TASK DIRECTIONS:
Output every record below precisely as it is written.

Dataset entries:
# # # # # # #

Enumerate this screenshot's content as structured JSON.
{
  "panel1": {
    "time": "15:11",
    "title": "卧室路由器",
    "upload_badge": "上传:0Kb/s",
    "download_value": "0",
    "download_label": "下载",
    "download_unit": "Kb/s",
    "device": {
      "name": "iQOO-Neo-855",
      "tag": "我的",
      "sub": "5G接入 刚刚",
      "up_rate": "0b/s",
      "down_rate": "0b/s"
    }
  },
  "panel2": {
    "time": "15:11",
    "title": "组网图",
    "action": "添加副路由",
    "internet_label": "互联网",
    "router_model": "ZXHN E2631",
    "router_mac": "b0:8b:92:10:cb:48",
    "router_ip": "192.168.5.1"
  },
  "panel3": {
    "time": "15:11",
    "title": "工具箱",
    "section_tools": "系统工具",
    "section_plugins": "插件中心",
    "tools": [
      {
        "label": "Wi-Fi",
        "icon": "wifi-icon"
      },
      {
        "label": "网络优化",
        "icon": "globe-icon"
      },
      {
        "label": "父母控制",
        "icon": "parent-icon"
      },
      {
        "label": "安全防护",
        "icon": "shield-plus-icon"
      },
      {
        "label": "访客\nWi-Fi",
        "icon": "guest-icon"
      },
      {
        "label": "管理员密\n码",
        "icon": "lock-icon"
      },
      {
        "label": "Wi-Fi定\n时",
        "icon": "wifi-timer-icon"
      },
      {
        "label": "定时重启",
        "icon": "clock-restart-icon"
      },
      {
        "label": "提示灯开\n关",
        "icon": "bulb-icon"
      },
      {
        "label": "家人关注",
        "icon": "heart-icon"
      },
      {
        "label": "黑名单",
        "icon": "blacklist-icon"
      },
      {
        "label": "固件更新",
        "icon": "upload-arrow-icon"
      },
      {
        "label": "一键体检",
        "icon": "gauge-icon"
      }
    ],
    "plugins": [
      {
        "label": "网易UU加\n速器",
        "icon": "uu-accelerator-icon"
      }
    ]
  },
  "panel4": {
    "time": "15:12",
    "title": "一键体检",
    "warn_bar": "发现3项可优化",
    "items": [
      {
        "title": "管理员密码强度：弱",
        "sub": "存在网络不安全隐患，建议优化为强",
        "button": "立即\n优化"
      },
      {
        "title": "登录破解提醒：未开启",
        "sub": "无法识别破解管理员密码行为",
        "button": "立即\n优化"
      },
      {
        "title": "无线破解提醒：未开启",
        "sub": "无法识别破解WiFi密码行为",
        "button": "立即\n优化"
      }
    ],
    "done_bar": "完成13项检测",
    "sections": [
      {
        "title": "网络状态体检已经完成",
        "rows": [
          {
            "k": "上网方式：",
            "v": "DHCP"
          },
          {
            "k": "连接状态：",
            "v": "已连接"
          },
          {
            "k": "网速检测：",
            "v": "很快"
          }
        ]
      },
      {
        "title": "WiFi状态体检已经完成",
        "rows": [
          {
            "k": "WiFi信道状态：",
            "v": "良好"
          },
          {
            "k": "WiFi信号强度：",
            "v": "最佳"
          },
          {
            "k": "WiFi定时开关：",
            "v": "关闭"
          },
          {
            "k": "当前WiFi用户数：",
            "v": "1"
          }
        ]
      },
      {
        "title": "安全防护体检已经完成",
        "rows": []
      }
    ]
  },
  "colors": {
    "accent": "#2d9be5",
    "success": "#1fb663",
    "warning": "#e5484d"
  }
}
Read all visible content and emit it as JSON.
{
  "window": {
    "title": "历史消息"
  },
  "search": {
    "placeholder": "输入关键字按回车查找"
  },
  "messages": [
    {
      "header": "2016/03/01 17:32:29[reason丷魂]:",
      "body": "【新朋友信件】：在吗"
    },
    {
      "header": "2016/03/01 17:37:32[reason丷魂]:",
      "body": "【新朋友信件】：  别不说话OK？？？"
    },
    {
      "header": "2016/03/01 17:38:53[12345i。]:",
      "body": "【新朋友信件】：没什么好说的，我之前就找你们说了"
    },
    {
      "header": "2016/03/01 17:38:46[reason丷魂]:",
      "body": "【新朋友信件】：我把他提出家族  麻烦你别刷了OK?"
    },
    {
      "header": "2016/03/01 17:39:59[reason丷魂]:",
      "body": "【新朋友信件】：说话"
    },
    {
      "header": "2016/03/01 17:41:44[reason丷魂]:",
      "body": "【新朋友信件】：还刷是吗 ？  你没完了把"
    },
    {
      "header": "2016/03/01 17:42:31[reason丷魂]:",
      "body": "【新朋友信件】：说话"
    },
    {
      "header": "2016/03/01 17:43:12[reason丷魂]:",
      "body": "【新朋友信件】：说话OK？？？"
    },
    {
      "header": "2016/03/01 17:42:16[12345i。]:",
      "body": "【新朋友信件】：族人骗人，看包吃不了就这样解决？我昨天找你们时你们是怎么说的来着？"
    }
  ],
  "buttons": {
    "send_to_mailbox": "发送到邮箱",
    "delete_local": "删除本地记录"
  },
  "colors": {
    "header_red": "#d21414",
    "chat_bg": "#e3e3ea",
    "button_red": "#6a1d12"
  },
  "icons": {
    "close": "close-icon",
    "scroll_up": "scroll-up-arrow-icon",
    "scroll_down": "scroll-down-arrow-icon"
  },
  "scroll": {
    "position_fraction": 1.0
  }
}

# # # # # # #

FINISHED TASK:
Enumerate this screenshot's content as structured JSON.
{
  "panel1": {
    "time": "15:11",
    "title": "卧室路由器",
    "upload_badge": "上传:0Kb/s",
    "download_value": "0",
    "download_label": "下载",
    "download_unit": "Kb/s",
    "device": {
      "name": "iQOO-Neo-855",
      "tag": "我的",
      "sub": "5G接入 刚刚",
      "up_rate": "0b/s",
      "down_rate": "0b/s"
    }
  },
  "panel2": {
    "time": "15:11",
    "title": "组网图",
    "action": "添加副路由",
    "internet_label": "互联网",
    "router_model": "ZXHN E2631",
    "router_mac": "b0:8b:92:10:cb:48",
    "router_ip": "192.168.5.1"
  },
  "panel3": {
    "time": "15:11",
    "title": "工具箱",
    "section_tools": "系统工具",
    "section_plugins": "插件中心",
    "tools": [
      {
        "label": "Wi-Fi",
        "icon": "wifi-icon"
      },
      {
        "label": "网络优化",
        "icon": "globe-icon"
      },
      {
        "label": "父母控制",
        "icon": "parent-icon"
      },
      {
        "label": "安全防护",
        "icon": "shield-plus-icon"
      },
      {
        "label": "访客\nWi-Fi",
        "icon": "guest-icon"
      },
      {
        "label": "管理员密\n码",
        "icon": "lock-icon"
      },
      {
        "label": "Wi-Fi定\n时",
        "icon": "wifi-timer-icon"
      },
      {
        "label": "定时重启",
        "icon": "clock-restart-icon"
      },
      {
        "label": "提示灯开\n关",
        "icon": "bulb-icon"
      },
      {
        "label": "家人关注",
        "icon": "heart-icon"
      },
      {
        "label": "黑名单",
        "icon": "blacklist-icon"
      },
      {
        "label": "固件更新",
        "icon": "upload-arrow-icon"
      },
      {
        "label": "一键体检",
        "icon": "gauge-icon"
      }
    ],
    "plugins": [
      {
        "label": "网易UU加\n速器",
        "icon": "uu-accelerator-icon"
      }
    ]
  },
  "panel4": {
    "time": "15:12",
    "title": "一键体检",
    "warn_bar": "发现3项可优化",
    "items": [
      {
        "title": "管理员密码强度：弱",
        "sub": "存在网络不安全隐患，建议优化为强",
        "button": "立即\n优化"
      },
      {
        "title": "登录破解提醒：未开启",
        "sub": "无法识别破解管理员密码行为",
        "button": "立即\n优化"
      },
      {
        "title": "无线破解提醒：未开启",
        "sub": "无法识别破解WiFi密码行为",
        "button": "立即\n优化"
      }
    ],
    "done_bar": "完成13项检测",
    "sections": [
      {
        "title": "网络状态体检已经完成",
        "rows": [
          {
            "k": "上网方式：",
            "v": "DHCP"
          },
          {
            "k": "连接状态：",
            "v": "已连接"
          },
          {
            "k": "网速检测：",
            "v": "很快"
          }
        ]
      },
      {
        "title": "WiFi状态体检已经完成",
        "rows": [
          {
            "k": "WiFi信道状态：",
            "v": "良好"
          },
          {
            "k": "WiFi信号强度：",
            "v": "最佳"
          },
          {
            "k": "WiFi定时开关：",
            "v": "关闭"
          },
          {
            "k": "当前WiFi用户数：",
            "v": "1"
          }
        ]
      },
      {
        "title": "安全防护体检已经完成",
        "rows": []
      }
    ]
  },
  "colors": {
    "accent": "#2d9be5",
    "success": "#1fb663",
    "warning": "#e5484d"
  }
}
Read all visible content and emit it as JSON.
{
  "window": {
    "title": "历史消息"
  },
  "search": {
    "placeholder": "输入关键字按回车查找"
  },
  "messages": [
    {
      "header": "2016/03/01 17:32:29[reason丷魂]:",
      "body": "【新朋友信件】：在吗"
    },
    {
      "header": "2016/03/01 17:37:32[reason丷魂]:",
      "body": "【新朋友信件】：  别不说话OK？？？"
    },
    {
      "header": "2016/03/01 17:38:53[12345i。]:",
      "body": "【新朋友信件】：没什么好说的，我之前就找你们说了"
    },
    {
      "header": "2016/03/01 17:38:46[reason丷魂]:",
      "body": "【新朋友信件】：我把他提出家族  麻烦你别刷了OK?"
    },
    {
      "header": "2016/03/01 17:39:59[reason丷魂]:",
      "body": "【新朋友信件】：说话"
    },
    {
      "header": "2016/03/01 17:41:44[reason丷魂]:",
      "body": "【新朋友信件】：还刷是吗 ？  你没完了把"
    },
    {
      "header": "2016/03/01 17:42:31[reason丷魂]:",
      "body": "【新朋友信件】：说话"
    },
    {
      "header": "2016/03/01 17:43:12[reason丷魂]:",
      "body": "【新朋友信件】：说话OK？？？"
    },
    {
      "header": "2016/03/01 17:42:16[12345i。]:",
      "body": "【新朋友信件】：族人骗人，看包吃不了就这样解决？我昨天找你们时你们是怎么说的来着？"
    }
  ],
  "buttons": {
    "send_to_mailbox": "发送到邮箱",
    "delete_local": "删除本地记录"
  },
  "colors": {
    "header_red": "#d21414",
    "chat_bg": "#e3e3ea",
    "button_red": "#6a1d12"
  },
  "icons": {
    "close": "close-icon",
    "scroll_up": "scroll-up-arrow-icon",
    "scroll_down": "scroll-down-arrow-icon"
  },
  "scroll": {
    "position_fraction": 1.0
  }
}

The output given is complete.